So the king said, "Why does your face look sad even though you are not sick? Your heart must be sad." Then I was very afraid.
I said to the king, "May the king live forever! My face is sad because the city where my ancestors are buried lies in ruins, and its gates have been destroyed by fire."
Then the king said to me, "What do you want?" First I prayed to the God of heaven.
Then I answered the king, "If you are willing and if I have pleased you, send me to the city in Judah where my ancestors are buried so I can rebuild it."
The queen was sitting next to the king. He asked me, "How long will your trip take, and when will you get back?" It pleased the king to send me, so I set a time.
I also said to him, "If you are willing, give me letters for the governors of Trans-Euphrates. Tell them to let me pass safely through their lands on my way to Judah.
And may I have a letter for Asaph, the keeper of the king's forest, telling him to give me timber? I will need it to make boards for the gates of the palace, which is by the Temple, and for the city wall, and for the house in which I will live." So the king gave me the letters, because God was showing kindness to me.
Then I went to the governors of Trans-Euphrates and gave them the king's letters. The king had also sent army officers and soldiers on horses with me.
When Sanballat the Horonite and Tobiah the Ammonite officer heard about this, they were upset that someone had come to help the Israelites.
I went to Jerusalem and stayed there three days.
Then at night I started out with a few men. I had not told anyone what God had caused me to do for Jerusalem. There were no animals with me except the one I was riding.
I went out at night through the Valley Gate. I rode toward the Dragon Well and the Trash Gate, inspecting the walls of Jerusalem that had been broken down and the gates that had been destroyed by fire.
Then I rode on toward the Fountain Gate and the King's Pool, but there was not enough room for the animal I was riding to pass through.
So I went up the valley at night, inspecting the wall. Finally, I turned and went back in through the Valley Gate.
The guards did not know where I had gone or what I was doing. I had not yet said anything to the Jewish people, the priests, the important men, the officers, or any of the others who would do the work.
Then I said to them, "You can see the trouble we have here. Jerusalem is a pile of ruins, and its gates have been burned. Come, let's rebuild the wall of Jerusalem so we won't be full of shame any longer."
I also told them how God had been kind to me and what the king had said to me. Then they answered, "Let's start rebuilding." So they began to work hard.
But when Sanballat the Horonite, Tobiah the Ammonite officer, and Geshem the Arab heard about it, they made fun of us and laughed at us. They said, "What are you doing? Are you turning against the king?"

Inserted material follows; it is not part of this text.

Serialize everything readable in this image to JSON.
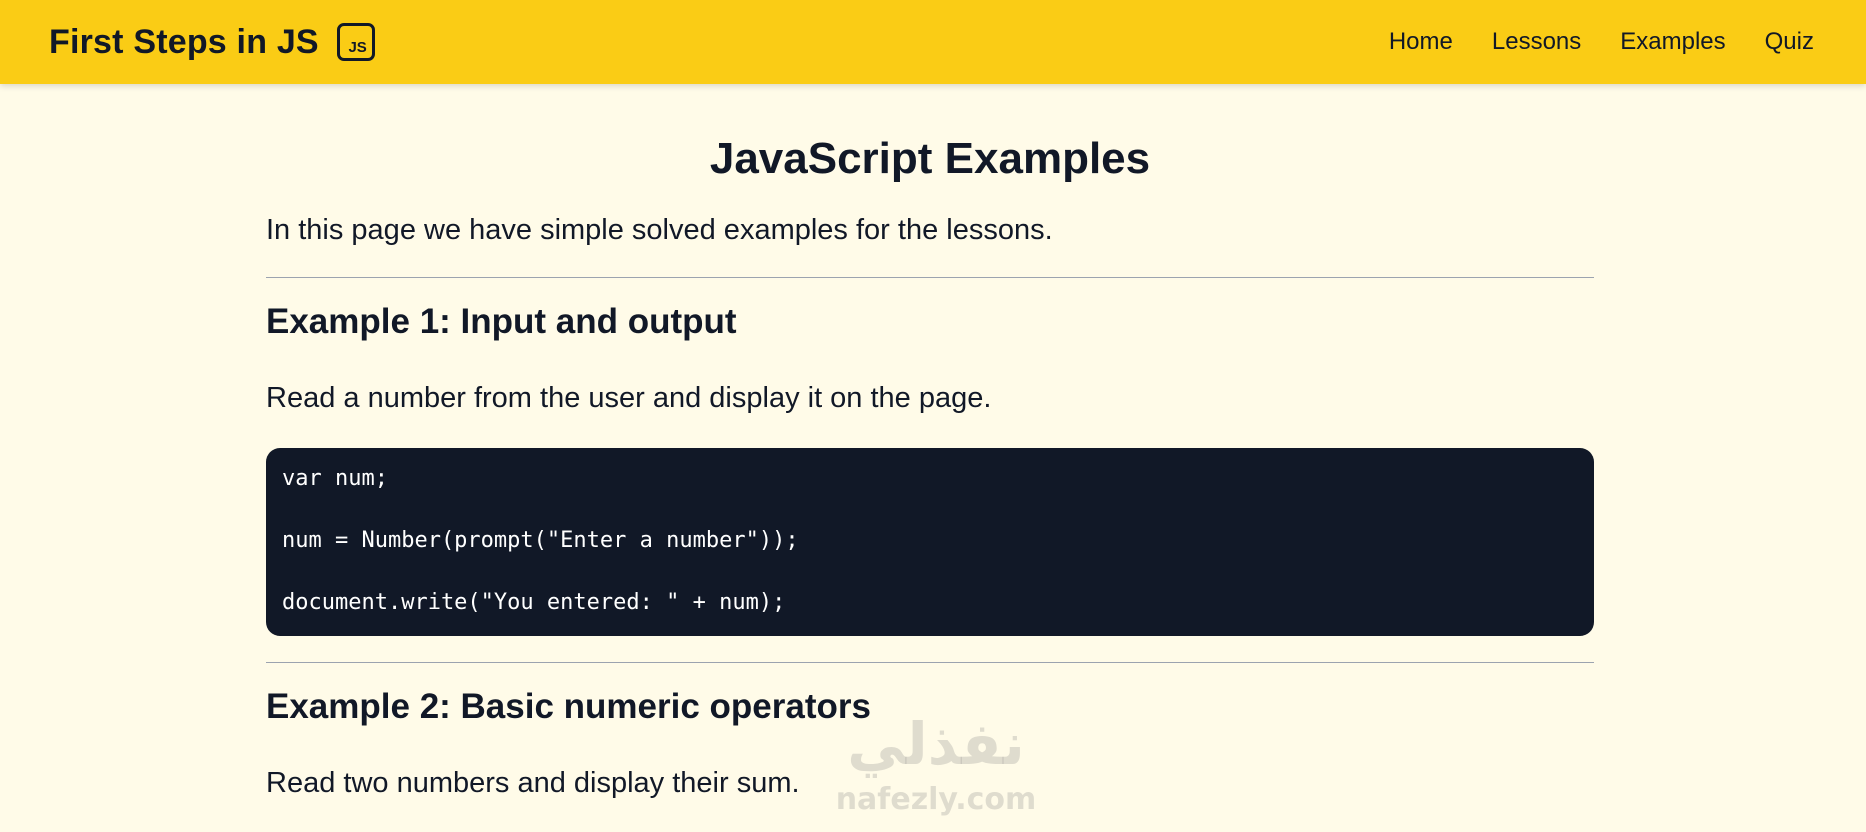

But I answered them, "The God of heaven will give us success. We, his servants, will start rebuilding, but you have no share, claim, or memorial in Jerusalem."